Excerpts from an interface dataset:
▼

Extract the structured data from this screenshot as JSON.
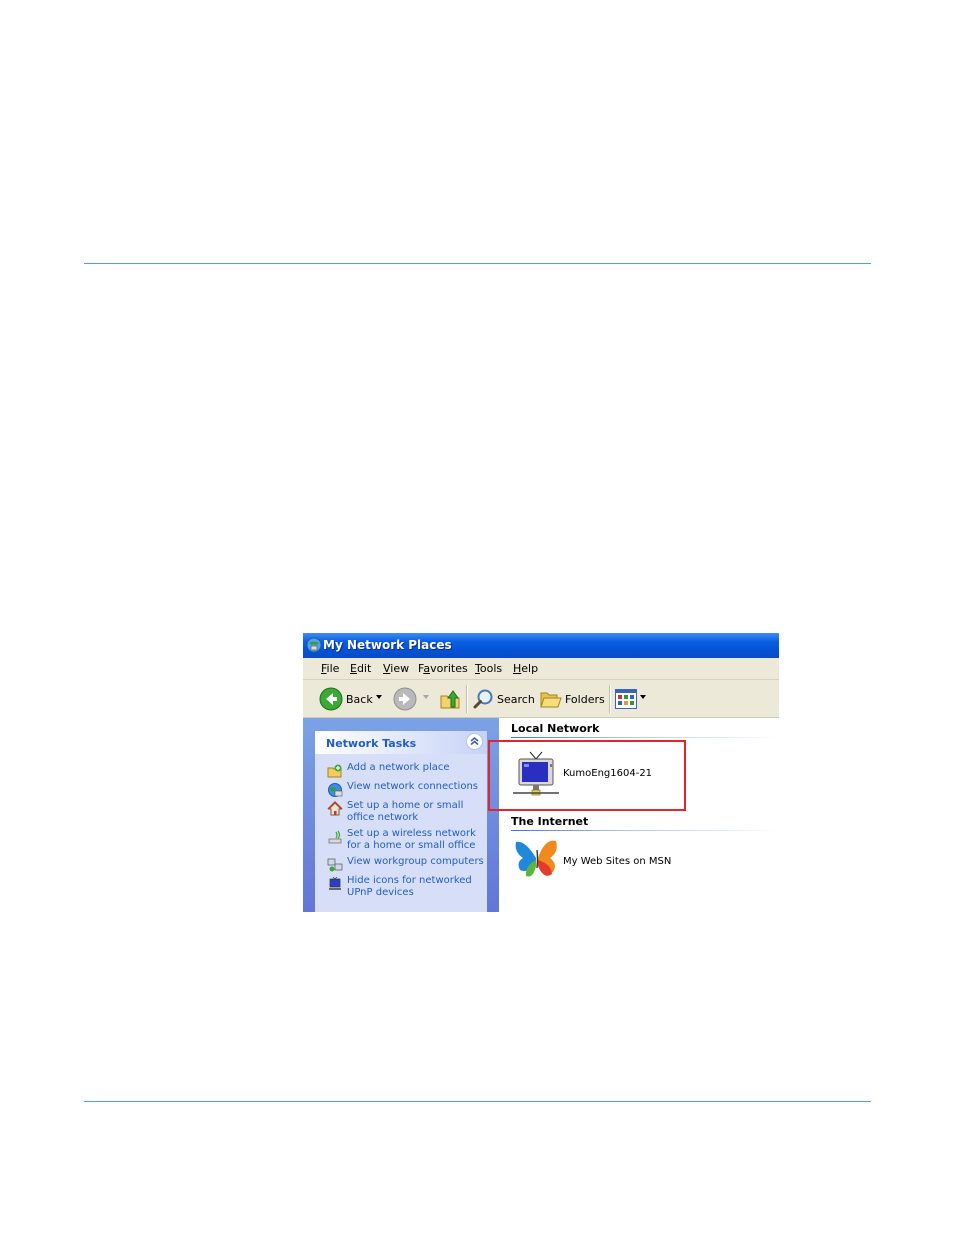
{
  "window": {
    "title": "My Network Places",
    "menu": [
      {
        "label": "File",
        "accel": "F",
        "rest": "ile"
      },
      {
        "label": "Edit",
        "accel": "E",
        "rest": "dit"
      },
      {
        "label": "View",
        "accel": "V",
        "rest": "iew"
      },
      {
        "label": "Favorites",
        "accel": "a",
        "pre": "F",
        "rest": "vorites"
      },
      {
        "label": "Tools",
        "accel": "T",
        "rest": "ools"
      },
      {
        "label": "Help",
        "accel": "H",
        "rest": "elp"
      }
    ],
    "toolbar": {
      "back_label": "Back",
      "search_label": "Search",
      "folders_label": "Folders"
    }
  },
  "side_panel": {
    "title": "Network Tasks",
    "tasks": [
      {
        "label": "Add a network place",
        "icon": "add-network-place-icon"
      },
      {
        "label": "View network connections",
        "icon": "network-connections-icon"
      },
      {
        "label": "Set up a home or small office network",
        "icon": "home-network-icon"
      },
      {
        "label": "Set up a wireless network for a home or small office",
        "icon": "wireless-network-icon"
      },
      {
        "label": "View workgroup computers",
        "icon": "workgroup-icon"
      },
      {
        "label": "Hide icons for networked UPnP devices",
        "icon": "upnp-device-icon"
      }
    ]
  },
  "groups": [
    {
      "title": "Local Network",
      "items": [
        {
          "label": "KumoEng1604-21",
          "icon": "network-device-icon"
        }
      ]
    },
    {
      "title": "The Internet",
      "items": [
        {
          "label": "My Web Sites on MSN",
          "icon": "msn-butterfly-icon"
        }
      ]
    }
  ],
  "colors": {
    "titlebar": "#0a5fe0",
    "link": "#215dc6",
    "highlight": "#e8232b",
    "rule": "#4aa7c8"
  }
}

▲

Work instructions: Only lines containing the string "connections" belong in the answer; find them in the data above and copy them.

Response to the task:
        "label": "View network connections",
        "icon": "network-connections-icon"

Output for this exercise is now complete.